Lastly, the boat turns its key to the Bering Sea to sail to the Commander Islands, the largest marine reserve of Russia. This group of islands provide habitats for various marine mammals including seals, sea lions, and sea otters. Tens of kilometers before arrival, you can hear the animals barking. A sea lion swimming in the sea in a sleek fashion or resting on a heated rock bed shows that the place is a great haven for its likes. You can see a whale swim by graciously all the year over as there are over 20 species of whale living nearby Commander Islands. Giant orcas jumping off the sea or spewing water into the air is a common sight in Kamchatka but directly witnessing it is surely an unexpected joy. It is one of the gifts from an undisturbed nature.
Where to Stay in Vladivostok: LOTTE HOTEL VLADIVOSTOK
Vladivostok is a typical stopover point on the way to the Kamchatka Peninsula. An hour drive from Vladivostok International Airport, formerly known as Knevichi Airport, will take you to LOTTE HOTEL VLADIVOSTOK. A total of 172 rooms and suites featuring classic yet modern decor are available, and you can choose one of the nine room types per the purpose of your trip. The hotel is conveniently located in the business and culture center of the city, making it easy to get to sightseeing destinations or use neighborhood amenities.

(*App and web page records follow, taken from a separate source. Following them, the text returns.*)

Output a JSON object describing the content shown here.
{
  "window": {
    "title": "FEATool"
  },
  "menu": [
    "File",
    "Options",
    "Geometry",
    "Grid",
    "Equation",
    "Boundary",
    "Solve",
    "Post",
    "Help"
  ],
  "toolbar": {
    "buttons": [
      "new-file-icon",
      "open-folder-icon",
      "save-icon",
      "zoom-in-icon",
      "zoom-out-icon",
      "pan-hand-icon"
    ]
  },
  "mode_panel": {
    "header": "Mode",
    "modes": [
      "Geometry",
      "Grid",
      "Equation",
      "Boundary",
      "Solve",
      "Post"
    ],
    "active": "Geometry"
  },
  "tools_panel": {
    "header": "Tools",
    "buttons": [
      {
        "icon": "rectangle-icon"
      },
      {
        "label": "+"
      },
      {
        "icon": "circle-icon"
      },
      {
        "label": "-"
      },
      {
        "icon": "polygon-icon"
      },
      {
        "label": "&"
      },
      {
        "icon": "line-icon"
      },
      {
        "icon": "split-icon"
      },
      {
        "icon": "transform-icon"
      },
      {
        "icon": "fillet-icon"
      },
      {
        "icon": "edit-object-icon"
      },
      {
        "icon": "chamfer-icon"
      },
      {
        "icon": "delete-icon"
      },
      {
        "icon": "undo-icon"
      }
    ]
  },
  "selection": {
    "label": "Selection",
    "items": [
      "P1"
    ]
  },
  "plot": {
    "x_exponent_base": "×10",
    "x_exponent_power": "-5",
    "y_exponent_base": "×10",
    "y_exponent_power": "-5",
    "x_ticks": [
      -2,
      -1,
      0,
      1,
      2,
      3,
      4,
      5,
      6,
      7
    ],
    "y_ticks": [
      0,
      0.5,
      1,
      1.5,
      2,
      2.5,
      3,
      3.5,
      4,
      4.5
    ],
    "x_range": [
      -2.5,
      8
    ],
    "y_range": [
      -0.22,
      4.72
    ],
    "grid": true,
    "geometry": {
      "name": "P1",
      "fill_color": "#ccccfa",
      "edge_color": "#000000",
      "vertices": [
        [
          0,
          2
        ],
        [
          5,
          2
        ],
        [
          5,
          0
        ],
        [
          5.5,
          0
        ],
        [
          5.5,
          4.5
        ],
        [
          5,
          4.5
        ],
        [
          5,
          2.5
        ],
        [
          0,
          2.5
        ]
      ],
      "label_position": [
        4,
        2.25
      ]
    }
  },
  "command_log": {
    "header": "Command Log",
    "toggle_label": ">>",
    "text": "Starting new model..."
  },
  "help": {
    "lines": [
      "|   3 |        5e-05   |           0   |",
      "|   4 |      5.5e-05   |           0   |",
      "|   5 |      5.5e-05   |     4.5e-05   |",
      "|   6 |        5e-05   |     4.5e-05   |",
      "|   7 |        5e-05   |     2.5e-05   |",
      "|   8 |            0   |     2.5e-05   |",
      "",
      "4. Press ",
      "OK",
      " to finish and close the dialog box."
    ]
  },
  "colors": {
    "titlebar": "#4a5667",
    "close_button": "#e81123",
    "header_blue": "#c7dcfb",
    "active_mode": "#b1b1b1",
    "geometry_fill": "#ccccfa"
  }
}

Address 29, Semenovskaya St., Vladivostok, Russia
Address 29, Semenovskaya St., Vladivostok, Russia